The Apostle Paul wrote that we should,
‘Pray in the Spirit on all occasions with all kinds of prayers and requests’(Ephesians 6:18)
Sometimes it’s hard to know how to do that. I can find myself facing a particular situation and realising that I don’t know where to start. I don’t know how I feel about it. I don’t know how God feels about it. I don’t know what outcome to ask for. I lack the words. I lack the energy. I lack the emotional strength. I lack the creativity.
In these moments there are three main things that help me:
- The Prayers of the Spirit
To pray in the Spirit means to draw strength and energy from God Himself. Knowing that the Spirit is praying for me and through me is a deep encouragement. Allowing him to inspire words within me – in English, in heavenly languages, and in groans – is a precious thing when I don’t know how to pray. (Romans 8:26-27; 1 Corinthians 14)
- The Prayers of the Saints
There are, according to Paul, all kinds of prayers, and sometimes I benefit from drawing on prayers outside my own mind and outside my own tradition. Hearing or reading how other people pray can really help me, since it gives voice to things I can’t articulate myself. I will often read books on prayer, or ancient prayers, or social media prayers by people who are more eloquent than I.
- The Prayers of my Friends
Prayer doesn’t have to be done alone. In fact, I often find that it’s best when it isn’t. I know I pray better when I am with other people. Knowing that there are others who are praying with me and for me is a huge source of encouragement, and I benefit from the shared experience. My friends hold up my arms when I’m tired, bear my burdens as I bear theirs, and share in my mourning and rejoicing (Exodus 17:8-16; Galatians 6:2; Romans 12:15)
One of the recent projects at Christ Church London which I’ve enjoyed has been to create a ‘library of liturgies’ to help people pray through different situations and seasons. It’s incomplete, and I hope there will be more to come, but it’s a start. And it’s an attempt to draw together these three strands, making space for the Spirit to speak; providing set prayers to pray along with, and encouraging people to share them with friends, so that prayer can become a communal experience.
Each one leads you through a process of reading passages of Scripture, thinking about how they apply to you, speaking out a prayer, and sharing with others what God is saying to you.

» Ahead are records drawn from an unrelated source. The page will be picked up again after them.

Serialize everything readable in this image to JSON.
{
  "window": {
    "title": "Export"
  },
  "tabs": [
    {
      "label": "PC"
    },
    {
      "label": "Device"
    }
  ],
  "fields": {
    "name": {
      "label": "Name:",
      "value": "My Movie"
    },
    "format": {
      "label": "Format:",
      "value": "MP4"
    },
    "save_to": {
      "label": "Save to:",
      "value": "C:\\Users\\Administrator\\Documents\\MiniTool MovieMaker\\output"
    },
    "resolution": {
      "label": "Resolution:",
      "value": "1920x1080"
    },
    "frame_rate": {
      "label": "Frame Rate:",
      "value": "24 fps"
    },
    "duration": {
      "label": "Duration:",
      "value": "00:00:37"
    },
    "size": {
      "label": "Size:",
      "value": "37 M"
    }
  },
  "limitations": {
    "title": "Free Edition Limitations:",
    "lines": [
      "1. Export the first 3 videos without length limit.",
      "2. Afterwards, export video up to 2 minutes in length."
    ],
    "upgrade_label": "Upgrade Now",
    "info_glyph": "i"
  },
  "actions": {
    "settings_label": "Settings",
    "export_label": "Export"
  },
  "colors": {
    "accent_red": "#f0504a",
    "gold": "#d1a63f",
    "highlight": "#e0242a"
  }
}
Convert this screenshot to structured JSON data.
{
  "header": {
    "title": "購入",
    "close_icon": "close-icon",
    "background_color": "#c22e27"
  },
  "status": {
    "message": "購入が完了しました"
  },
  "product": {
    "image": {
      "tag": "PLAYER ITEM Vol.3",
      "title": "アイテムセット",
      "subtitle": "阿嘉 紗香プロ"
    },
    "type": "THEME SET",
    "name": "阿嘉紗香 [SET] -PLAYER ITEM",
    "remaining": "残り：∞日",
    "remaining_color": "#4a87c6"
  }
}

You can find them all at christchurchlondon.org/prayer along with a few other prayer resources. So far the prayers we’ve created include:
- A prayer to start a new week
- A prayer for sabbath
- A prayer for anxious hearts
- A prayer for our aching world
- A prayer for courage to share the gospel
- A prayer for a season of tears
- A prayer against injustice
- A prayer for creation
- A prayer for your work
- A prayer for when you feel fragile
- A prayer for unity
- A prayer of gratitude
- A prayer for revival
- A prayer for a painful anniversary
- A prayer for when you’re tired of praying
- A prayer against war and conflict
I hope you find them helpful. If you use them, I’d love to hear how you get on with them. And if there are particular themes or situations you would like us to include in the next batch of prayers, let me know.